tea chin g str ateg ies for the conte m porary cl assroom
So, to teach about syllables we need first to be sure that we understand what they are ourselves; then we need to put that information across in the best way to suit the age and stage of the students. This will require a full explanation of the definition, which can be done with practical demonstrations such as clapping, or feeling when the jaw drops for the utterance of the vowel. Rule 1: Know your definition or at least have a good dictionary handy so you can check. Rule 2: Remember to give your definition (as the dictionary does) in the same part of speech as the word being defined. Rule 3: Keep the definition as simple as possible while maintaining all aspects essential to accuracy. Rule 4: Discuss with examples to increase understanding and application. Rule 5: Take note of words with two or more meanings, but the same spelling (homonyms) such as chest, bulb. Rule 6: Practise! And use the words in both oral and written sentences.
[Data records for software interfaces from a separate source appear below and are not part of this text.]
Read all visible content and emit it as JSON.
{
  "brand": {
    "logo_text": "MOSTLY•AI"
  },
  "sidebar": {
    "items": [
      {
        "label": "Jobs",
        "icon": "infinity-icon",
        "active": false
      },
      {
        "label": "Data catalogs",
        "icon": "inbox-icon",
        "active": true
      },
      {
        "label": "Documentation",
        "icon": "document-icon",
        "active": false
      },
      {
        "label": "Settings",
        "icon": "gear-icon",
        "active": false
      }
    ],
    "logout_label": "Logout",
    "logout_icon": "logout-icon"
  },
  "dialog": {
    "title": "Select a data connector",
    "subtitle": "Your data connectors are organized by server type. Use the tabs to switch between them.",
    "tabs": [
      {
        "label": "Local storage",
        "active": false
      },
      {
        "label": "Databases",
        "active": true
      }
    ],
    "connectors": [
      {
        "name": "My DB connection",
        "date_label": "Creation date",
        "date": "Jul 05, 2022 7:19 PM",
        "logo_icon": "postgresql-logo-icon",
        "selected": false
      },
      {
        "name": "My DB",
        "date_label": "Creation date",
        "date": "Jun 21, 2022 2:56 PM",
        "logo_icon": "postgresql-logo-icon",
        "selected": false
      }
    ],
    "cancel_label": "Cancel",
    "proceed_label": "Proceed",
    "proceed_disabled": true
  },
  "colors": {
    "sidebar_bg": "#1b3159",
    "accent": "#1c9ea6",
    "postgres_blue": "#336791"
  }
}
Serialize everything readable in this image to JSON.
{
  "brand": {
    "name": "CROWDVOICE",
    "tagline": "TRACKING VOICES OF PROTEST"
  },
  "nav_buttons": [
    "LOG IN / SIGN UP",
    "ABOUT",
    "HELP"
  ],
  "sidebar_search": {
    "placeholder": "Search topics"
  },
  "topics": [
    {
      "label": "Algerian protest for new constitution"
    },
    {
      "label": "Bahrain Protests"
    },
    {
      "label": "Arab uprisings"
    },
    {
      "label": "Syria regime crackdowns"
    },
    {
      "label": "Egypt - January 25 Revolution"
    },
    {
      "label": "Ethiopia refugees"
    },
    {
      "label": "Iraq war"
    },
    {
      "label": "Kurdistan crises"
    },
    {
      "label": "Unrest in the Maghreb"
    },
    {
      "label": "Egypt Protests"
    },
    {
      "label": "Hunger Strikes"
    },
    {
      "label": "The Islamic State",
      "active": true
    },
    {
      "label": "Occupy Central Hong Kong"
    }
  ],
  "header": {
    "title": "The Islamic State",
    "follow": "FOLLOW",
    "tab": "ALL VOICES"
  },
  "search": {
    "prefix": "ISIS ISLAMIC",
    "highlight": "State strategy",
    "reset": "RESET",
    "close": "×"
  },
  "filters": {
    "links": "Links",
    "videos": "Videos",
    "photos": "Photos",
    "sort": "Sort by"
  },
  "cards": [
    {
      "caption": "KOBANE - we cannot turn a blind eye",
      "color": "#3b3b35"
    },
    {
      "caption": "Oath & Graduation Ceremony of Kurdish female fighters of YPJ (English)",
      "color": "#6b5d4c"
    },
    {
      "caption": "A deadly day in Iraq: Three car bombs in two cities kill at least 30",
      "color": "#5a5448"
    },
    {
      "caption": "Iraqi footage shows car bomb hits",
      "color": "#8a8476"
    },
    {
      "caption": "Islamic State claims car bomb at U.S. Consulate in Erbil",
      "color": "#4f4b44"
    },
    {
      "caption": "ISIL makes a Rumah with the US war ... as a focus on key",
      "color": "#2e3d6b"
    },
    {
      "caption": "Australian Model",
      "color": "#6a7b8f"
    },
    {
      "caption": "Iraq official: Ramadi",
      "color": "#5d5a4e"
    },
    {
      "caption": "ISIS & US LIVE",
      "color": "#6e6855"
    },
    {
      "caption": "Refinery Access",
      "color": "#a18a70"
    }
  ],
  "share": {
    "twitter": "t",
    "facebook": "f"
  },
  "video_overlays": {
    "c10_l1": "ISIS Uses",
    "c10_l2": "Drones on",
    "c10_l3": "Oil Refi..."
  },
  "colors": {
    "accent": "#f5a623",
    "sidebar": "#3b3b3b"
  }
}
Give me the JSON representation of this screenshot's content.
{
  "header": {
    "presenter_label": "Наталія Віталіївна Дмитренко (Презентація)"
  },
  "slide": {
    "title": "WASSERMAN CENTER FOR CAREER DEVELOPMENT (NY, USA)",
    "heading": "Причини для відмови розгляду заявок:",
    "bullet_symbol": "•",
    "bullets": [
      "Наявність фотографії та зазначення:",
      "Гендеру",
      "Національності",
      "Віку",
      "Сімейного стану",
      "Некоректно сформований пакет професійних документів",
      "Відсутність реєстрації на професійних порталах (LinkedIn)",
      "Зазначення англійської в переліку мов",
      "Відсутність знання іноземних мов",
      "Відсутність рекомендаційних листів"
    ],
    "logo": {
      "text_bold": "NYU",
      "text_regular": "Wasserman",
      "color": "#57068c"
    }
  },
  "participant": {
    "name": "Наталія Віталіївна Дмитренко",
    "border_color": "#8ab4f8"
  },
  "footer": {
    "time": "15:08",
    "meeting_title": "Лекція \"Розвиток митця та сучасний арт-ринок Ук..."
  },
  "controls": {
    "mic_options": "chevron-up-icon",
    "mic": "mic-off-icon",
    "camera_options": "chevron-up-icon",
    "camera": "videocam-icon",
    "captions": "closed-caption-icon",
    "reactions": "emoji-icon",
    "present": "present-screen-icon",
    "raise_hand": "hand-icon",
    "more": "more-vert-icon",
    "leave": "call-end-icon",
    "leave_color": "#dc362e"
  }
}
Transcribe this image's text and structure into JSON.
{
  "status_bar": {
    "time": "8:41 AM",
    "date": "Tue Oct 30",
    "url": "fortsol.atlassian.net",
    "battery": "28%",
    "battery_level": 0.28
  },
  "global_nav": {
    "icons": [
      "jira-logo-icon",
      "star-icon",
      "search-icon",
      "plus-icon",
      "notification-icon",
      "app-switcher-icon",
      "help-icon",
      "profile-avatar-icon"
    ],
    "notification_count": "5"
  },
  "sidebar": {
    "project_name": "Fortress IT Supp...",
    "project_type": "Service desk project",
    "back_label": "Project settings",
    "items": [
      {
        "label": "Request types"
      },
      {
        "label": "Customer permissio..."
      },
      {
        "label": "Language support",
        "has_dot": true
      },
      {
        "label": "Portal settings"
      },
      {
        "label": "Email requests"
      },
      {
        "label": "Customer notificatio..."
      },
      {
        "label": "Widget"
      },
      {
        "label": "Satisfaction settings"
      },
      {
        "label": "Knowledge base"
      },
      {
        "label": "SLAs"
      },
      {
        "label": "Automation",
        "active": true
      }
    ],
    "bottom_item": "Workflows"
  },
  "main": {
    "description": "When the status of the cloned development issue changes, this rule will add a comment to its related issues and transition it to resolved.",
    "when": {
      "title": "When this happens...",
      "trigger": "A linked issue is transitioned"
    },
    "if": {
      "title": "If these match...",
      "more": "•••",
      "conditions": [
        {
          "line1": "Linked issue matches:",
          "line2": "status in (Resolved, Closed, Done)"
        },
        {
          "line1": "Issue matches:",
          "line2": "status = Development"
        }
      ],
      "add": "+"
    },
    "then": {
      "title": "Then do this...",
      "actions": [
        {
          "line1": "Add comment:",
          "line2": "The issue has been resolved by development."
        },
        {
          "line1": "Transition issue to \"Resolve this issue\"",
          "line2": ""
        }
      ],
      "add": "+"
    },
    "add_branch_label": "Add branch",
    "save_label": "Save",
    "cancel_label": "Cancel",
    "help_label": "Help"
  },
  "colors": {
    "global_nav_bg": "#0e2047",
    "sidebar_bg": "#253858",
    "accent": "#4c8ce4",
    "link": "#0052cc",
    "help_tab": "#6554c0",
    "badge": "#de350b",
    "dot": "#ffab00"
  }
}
Animating teaching strategies for all learning styles Often the mistake is made of assuming that what seems to be a purely academic subject such as grammar can be taught only in a dry unimaginative way. But this is far from true. Awareness of the need for more active involvement in learning has come about with the greater understanding of how the brain works, and the accompanying recognition that people vary considerably in their learning modes. In addition, the importance of teaching to the whole brain through multisensory activities cannot be over-emphasised. We know then that people learn in a variety of ways. Even within one family we often see that what works with one child may be useless for another. One may learn to read just by looking at letters or matching words and pictures; a more auditory child will absorb information principally by listening and repetition;
Grammar for Everyone